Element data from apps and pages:

--------------------------------------------------

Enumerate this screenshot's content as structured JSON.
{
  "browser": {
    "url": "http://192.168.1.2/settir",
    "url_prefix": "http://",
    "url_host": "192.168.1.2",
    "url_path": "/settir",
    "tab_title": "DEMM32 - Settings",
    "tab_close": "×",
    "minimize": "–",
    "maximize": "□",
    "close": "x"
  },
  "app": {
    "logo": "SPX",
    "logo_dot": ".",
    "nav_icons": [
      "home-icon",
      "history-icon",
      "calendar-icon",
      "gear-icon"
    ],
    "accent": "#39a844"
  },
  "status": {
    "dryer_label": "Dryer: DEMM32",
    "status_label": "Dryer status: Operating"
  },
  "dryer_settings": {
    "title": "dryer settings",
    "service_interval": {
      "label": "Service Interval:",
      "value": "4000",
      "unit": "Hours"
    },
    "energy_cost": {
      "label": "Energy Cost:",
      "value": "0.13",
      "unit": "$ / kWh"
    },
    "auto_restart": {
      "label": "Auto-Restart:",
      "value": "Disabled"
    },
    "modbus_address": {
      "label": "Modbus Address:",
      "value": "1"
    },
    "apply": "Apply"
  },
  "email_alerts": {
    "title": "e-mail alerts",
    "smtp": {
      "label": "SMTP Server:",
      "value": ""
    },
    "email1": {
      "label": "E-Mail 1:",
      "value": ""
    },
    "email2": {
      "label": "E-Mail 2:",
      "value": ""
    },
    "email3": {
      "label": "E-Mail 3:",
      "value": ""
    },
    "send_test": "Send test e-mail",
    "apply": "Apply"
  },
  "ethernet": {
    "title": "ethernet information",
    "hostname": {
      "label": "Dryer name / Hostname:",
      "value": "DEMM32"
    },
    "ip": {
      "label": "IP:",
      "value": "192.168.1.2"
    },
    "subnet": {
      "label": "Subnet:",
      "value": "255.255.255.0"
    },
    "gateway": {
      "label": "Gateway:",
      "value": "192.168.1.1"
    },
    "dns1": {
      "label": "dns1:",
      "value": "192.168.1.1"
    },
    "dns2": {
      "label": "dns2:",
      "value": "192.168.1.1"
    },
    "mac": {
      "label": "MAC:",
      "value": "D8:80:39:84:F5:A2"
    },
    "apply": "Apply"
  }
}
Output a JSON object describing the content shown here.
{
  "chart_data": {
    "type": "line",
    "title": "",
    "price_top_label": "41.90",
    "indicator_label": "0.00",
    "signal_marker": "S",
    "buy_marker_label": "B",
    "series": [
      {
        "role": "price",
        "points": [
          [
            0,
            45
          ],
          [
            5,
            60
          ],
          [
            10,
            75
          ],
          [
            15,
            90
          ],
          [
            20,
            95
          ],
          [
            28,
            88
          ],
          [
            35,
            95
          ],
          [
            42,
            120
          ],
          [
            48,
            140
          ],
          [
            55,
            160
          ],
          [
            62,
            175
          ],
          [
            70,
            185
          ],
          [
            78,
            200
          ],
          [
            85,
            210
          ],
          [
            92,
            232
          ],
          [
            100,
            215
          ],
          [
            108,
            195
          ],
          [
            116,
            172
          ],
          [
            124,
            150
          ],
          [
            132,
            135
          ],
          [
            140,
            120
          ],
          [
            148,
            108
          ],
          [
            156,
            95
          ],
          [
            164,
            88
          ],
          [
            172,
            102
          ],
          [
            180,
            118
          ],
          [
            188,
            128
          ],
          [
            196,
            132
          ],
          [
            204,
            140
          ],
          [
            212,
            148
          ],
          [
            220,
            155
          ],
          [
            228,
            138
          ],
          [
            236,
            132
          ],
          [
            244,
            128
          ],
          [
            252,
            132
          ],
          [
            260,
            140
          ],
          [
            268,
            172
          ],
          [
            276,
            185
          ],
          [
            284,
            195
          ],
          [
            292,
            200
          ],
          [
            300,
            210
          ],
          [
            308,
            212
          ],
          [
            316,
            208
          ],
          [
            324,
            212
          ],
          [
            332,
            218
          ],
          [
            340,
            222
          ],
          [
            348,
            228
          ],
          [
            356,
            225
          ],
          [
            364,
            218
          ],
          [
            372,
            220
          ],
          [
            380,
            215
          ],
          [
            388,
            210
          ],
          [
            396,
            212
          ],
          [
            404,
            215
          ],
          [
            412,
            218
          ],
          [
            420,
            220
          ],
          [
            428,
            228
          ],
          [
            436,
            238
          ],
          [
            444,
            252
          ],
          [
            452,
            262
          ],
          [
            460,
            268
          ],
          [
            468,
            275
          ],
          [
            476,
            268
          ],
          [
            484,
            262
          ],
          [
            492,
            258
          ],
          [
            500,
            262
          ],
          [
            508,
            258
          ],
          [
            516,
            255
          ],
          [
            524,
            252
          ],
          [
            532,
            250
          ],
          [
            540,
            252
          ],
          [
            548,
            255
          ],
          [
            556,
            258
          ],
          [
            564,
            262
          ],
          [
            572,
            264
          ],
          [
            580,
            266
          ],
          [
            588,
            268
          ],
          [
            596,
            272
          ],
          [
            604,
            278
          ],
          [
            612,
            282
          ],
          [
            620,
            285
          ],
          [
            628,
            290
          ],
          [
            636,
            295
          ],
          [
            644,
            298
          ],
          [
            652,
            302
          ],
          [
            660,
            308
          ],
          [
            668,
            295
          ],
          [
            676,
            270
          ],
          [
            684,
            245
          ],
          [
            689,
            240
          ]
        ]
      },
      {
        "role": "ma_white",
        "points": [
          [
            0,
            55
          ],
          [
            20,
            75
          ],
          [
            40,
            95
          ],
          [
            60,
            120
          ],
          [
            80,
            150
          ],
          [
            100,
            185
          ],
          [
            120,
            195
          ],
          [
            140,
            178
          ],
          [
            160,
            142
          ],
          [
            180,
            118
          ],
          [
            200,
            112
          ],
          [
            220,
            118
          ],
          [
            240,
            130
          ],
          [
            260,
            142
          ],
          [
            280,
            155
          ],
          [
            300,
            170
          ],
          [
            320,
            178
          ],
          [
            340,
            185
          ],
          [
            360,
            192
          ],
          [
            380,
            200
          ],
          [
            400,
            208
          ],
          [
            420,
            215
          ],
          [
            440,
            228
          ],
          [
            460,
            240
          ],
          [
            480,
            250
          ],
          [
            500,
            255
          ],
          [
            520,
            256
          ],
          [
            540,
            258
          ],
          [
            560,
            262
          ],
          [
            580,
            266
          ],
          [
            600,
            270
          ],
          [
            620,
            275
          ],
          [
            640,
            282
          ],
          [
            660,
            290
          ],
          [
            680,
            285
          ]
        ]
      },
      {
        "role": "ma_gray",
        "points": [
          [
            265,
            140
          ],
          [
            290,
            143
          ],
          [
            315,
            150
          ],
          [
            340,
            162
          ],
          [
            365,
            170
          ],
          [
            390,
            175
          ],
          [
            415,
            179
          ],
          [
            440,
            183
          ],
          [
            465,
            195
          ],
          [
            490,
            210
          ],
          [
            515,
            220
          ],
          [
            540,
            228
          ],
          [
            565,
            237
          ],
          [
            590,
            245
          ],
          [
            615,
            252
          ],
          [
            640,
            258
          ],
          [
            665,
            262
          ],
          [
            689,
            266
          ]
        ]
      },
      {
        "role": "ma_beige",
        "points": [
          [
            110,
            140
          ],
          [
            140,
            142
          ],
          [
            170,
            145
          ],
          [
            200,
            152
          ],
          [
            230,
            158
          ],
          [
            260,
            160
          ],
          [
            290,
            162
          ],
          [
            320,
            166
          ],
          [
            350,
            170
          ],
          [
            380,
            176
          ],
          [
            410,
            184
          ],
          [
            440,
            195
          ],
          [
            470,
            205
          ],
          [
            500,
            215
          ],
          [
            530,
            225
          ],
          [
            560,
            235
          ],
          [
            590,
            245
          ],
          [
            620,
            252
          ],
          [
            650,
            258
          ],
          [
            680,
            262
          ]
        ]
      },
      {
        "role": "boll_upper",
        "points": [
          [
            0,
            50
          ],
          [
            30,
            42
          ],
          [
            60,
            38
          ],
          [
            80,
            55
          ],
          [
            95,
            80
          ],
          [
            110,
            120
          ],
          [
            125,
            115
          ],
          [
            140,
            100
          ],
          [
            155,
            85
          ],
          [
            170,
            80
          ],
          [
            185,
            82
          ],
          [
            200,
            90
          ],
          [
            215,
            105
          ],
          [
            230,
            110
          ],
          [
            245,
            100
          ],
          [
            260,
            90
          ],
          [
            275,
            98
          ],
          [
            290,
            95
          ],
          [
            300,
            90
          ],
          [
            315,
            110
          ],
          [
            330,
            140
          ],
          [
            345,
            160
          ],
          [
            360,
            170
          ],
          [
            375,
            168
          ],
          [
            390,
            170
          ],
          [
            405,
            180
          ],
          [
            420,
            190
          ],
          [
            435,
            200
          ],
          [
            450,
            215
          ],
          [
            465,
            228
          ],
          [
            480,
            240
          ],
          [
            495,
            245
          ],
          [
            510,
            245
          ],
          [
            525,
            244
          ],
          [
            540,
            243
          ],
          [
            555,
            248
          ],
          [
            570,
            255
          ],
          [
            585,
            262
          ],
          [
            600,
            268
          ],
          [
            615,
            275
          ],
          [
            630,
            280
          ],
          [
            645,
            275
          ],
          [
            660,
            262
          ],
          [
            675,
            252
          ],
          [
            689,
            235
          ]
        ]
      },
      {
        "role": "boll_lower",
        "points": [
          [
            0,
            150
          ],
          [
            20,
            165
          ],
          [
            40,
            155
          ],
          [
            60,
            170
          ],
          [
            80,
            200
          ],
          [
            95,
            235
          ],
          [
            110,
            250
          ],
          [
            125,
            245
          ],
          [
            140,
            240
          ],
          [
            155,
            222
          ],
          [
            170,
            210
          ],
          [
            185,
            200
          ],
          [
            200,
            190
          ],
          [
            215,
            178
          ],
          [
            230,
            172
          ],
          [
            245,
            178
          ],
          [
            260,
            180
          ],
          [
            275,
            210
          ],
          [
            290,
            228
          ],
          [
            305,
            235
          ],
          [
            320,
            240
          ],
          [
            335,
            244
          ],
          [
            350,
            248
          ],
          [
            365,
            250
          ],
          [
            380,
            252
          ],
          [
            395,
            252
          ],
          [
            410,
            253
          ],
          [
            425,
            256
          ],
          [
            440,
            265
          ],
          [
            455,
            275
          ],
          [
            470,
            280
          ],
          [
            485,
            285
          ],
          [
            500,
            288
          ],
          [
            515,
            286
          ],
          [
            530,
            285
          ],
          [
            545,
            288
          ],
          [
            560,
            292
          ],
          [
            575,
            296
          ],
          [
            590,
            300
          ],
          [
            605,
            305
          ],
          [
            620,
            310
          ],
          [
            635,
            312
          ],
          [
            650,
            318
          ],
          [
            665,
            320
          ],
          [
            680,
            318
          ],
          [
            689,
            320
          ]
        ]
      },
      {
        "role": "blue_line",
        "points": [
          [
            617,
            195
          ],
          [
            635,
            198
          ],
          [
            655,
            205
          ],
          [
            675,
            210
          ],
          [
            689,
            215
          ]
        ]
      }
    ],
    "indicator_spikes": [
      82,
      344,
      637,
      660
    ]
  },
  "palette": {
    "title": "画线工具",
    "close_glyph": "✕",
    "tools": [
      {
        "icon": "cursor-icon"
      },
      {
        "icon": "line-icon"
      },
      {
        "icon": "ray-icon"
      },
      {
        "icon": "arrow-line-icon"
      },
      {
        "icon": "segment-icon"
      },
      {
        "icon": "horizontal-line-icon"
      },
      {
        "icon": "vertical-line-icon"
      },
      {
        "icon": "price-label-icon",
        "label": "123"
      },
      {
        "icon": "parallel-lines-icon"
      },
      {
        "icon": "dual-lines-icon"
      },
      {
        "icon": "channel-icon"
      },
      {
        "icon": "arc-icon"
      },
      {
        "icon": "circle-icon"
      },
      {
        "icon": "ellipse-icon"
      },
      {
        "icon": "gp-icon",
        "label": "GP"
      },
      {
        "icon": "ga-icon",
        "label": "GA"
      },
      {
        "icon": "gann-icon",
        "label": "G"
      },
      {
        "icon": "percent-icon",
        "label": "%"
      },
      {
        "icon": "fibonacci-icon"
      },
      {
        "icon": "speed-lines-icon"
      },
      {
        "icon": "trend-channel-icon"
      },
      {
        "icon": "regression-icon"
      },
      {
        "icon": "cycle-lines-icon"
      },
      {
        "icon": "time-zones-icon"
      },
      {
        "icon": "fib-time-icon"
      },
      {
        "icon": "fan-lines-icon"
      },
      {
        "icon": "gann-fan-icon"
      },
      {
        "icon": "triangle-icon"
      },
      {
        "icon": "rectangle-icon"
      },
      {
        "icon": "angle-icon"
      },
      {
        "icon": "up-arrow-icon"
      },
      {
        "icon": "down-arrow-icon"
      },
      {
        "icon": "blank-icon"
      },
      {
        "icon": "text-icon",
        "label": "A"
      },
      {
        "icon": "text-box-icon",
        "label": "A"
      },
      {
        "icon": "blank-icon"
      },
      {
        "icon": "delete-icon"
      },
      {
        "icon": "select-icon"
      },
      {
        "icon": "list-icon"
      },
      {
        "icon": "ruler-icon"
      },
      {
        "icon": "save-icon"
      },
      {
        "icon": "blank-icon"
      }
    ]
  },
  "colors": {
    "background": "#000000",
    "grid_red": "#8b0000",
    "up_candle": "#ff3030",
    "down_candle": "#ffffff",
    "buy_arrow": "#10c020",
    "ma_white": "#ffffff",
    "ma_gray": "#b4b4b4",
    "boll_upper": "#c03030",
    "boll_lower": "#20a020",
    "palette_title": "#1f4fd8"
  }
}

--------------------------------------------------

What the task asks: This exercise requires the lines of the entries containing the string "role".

Problem solution:
        "role": "price",
        "role": "ma_white",
        "role": "ma_gray",
        "role": "ma_beige",
        "role": "boll_upper",
        "role": "boll_lower",
        "role": "blue_line",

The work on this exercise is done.